* **Aim of the task**:
Report how many lines of the entries below contain the word "PATEL", and nothing more.

== == ==

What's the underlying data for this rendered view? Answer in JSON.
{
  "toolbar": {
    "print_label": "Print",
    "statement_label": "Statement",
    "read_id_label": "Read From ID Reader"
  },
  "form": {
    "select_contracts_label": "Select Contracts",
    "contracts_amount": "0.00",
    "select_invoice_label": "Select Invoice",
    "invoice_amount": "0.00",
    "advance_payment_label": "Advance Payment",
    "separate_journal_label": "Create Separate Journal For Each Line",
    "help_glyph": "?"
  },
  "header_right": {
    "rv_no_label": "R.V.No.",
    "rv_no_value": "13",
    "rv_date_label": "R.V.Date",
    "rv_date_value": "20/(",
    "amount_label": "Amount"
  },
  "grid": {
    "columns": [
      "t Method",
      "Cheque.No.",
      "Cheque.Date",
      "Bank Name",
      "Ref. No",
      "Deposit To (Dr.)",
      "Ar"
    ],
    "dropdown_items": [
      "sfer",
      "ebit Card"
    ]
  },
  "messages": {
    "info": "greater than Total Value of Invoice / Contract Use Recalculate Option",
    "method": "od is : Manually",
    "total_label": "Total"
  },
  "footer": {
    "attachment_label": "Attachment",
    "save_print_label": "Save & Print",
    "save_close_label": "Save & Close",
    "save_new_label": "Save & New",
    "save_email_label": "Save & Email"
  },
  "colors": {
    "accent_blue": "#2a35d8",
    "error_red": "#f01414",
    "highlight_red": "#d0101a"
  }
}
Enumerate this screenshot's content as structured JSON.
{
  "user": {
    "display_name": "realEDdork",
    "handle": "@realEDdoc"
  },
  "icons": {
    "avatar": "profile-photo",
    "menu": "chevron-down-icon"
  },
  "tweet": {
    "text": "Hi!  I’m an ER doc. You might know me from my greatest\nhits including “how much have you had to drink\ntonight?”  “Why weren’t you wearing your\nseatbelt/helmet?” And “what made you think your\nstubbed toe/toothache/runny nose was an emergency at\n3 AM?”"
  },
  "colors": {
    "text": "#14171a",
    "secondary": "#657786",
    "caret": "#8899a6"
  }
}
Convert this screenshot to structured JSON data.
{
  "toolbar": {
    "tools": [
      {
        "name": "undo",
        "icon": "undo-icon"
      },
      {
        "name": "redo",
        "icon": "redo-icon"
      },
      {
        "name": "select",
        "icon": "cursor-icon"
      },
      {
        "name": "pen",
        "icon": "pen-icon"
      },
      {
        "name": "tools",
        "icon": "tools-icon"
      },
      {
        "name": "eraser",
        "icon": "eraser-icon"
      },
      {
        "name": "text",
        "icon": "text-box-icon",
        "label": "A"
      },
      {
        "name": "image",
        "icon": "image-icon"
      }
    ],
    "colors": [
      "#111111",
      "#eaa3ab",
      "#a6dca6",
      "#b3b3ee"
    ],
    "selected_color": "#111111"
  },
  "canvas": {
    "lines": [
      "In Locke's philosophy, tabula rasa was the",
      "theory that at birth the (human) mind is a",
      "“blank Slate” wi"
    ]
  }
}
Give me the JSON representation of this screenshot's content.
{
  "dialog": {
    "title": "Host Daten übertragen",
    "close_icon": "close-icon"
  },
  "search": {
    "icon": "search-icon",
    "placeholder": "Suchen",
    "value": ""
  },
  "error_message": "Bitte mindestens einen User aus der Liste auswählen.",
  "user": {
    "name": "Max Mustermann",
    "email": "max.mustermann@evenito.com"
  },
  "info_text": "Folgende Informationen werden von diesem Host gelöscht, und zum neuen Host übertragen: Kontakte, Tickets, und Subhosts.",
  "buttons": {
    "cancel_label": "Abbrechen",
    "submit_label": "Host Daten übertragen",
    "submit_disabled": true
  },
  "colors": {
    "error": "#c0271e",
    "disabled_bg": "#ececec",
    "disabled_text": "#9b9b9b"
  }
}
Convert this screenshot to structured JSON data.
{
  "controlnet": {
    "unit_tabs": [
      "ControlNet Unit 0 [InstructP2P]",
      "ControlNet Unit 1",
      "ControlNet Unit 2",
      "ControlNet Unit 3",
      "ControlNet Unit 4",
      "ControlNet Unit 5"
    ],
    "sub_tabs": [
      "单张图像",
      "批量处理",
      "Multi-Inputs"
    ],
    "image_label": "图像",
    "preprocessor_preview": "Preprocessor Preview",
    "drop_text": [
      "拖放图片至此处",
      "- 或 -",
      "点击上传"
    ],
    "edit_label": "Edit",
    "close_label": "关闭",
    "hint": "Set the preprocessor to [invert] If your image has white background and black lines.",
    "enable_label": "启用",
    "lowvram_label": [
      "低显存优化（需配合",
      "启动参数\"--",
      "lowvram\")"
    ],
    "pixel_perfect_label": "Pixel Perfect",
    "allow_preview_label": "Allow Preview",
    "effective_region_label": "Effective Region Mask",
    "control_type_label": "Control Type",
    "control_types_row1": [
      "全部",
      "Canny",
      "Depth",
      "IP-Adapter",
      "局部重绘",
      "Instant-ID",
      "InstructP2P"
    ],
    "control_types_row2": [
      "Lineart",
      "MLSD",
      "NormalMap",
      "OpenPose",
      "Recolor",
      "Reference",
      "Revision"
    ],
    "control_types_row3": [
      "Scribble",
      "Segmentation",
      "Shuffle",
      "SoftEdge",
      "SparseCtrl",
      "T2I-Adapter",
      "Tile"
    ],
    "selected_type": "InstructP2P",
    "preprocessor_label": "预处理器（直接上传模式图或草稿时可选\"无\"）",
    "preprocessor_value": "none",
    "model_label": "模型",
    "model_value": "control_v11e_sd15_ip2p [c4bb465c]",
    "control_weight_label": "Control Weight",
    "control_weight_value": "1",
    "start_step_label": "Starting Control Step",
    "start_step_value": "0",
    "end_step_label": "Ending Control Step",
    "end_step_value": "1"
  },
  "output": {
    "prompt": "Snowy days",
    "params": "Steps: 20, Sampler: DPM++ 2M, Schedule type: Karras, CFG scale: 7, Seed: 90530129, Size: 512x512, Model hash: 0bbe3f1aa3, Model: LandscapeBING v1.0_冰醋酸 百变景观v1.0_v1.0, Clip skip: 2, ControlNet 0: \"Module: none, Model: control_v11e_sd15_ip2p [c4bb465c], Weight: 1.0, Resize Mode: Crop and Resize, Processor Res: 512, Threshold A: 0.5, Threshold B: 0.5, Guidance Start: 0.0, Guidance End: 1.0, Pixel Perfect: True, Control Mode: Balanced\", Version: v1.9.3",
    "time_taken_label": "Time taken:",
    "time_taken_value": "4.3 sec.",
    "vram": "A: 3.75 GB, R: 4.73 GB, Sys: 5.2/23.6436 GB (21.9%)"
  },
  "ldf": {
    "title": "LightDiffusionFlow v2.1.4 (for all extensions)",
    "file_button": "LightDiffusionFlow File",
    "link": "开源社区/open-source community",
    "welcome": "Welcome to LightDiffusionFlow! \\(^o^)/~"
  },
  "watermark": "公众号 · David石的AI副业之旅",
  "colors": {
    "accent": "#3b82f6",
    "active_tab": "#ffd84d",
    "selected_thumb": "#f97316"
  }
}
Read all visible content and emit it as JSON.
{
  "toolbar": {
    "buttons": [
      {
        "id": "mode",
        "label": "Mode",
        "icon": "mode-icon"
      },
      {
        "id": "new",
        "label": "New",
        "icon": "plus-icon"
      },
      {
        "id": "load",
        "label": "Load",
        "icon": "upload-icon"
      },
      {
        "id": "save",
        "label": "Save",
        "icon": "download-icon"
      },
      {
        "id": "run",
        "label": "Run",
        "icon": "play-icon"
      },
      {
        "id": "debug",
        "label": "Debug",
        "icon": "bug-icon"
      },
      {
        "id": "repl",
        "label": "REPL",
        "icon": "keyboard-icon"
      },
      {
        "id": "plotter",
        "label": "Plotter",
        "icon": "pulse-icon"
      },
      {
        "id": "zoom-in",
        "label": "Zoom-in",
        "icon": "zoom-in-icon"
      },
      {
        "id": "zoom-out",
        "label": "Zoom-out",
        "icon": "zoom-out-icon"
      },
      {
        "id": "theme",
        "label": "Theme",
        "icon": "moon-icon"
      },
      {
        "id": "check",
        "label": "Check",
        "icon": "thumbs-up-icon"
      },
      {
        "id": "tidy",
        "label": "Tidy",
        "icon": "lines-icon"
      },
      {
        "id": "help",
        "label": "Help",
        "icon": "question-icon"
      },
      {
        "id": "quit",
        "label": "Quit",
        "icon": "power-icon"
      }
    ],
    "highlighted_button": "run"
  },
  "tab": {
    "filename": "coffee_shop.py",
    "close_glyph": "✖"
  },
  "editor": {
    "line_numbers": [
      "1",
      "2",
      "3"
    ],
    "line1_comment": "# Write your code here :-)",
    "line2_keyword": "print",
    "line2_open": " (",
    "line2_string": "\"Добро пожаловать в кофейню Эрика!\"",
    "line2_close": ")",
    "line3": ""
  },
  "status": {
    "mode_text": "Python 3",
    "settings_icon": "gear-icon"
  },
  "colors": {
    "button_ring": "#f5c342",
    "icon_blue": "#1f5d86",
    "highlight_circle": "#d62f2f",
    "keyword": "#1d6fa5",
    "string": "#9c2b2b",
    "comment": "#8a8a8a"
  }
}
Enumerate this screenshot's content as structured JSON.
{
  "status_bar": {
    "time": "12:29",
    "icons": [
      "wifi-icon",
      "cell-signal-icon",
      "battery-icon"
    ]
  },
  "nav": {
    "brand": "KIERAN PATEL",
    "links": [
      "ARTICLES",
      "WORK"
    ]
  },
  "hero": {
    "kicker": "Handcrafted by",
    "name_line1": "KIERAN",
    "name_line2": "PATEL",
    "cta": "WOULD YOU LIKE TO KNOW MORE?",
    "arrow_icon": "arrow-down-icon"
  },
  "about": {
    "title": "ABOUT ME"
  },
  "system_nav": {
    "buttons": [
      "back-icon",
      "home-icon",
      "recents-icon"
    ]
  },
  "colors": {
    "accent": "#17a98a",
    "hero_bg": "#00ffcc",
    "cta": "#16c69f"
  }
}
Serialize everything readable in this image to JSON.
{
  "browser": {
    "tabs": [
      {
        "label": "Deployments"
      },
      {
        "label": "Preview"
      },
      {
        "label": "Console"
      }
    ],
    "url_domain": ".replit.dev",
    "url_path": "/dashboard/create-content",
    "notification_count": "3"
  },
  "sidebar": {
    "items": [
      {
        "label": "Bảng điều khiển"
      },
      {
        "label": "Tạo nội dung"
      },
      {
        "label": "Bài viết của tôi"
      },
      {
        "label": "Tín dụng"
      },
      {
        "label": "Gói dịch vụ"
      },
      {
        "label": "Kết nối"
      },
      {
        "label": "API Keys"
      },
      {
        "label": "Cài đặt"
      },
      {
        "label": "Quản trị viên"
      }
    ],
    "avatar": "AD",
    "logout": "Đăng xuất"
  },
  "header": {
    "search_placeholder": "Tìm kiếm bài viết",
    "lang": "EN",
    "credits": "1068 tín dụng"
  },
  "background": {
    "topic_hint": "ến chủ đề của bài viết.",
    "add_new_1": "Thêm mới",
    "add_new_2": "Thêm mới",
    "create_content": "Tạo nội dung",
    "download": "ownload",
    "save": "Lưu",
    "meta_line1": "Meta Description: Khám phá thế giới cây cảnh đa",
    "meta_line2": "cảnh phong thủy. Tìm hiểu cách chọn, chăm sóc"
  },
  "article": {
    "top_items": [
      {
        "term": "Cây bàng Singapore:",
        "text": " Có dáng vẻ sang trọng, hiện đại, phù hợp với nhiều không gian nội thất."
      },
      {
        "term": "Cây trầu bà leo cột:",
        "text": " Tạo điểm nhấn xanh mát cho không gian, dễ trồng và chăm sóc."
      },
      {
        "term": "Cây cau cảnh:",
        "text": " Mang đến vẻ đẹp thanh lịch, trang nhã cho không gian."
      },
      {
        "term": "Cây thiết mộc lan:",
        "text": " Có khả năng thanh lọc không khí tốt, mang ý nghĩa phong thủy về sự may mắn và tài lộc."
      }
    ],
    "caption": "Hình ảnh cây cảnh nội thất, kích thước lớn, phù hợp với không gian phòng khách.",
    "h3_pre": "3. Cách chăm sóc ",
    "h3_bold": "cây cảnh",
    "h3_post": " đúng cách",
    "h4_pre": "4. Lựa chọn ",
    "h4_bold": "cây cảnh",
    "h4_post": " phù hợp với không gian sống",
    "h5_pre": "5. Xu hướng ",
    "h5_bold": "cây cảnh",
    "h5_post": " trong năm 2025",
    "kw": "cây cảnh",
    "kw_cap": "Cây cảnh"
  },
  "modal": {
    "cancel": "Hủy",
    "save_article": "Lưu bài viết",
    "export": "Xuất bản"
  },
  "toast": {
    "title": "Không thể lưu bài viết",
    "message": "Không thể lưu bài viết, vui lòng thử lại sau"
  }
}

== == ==

* **Completed task**:
2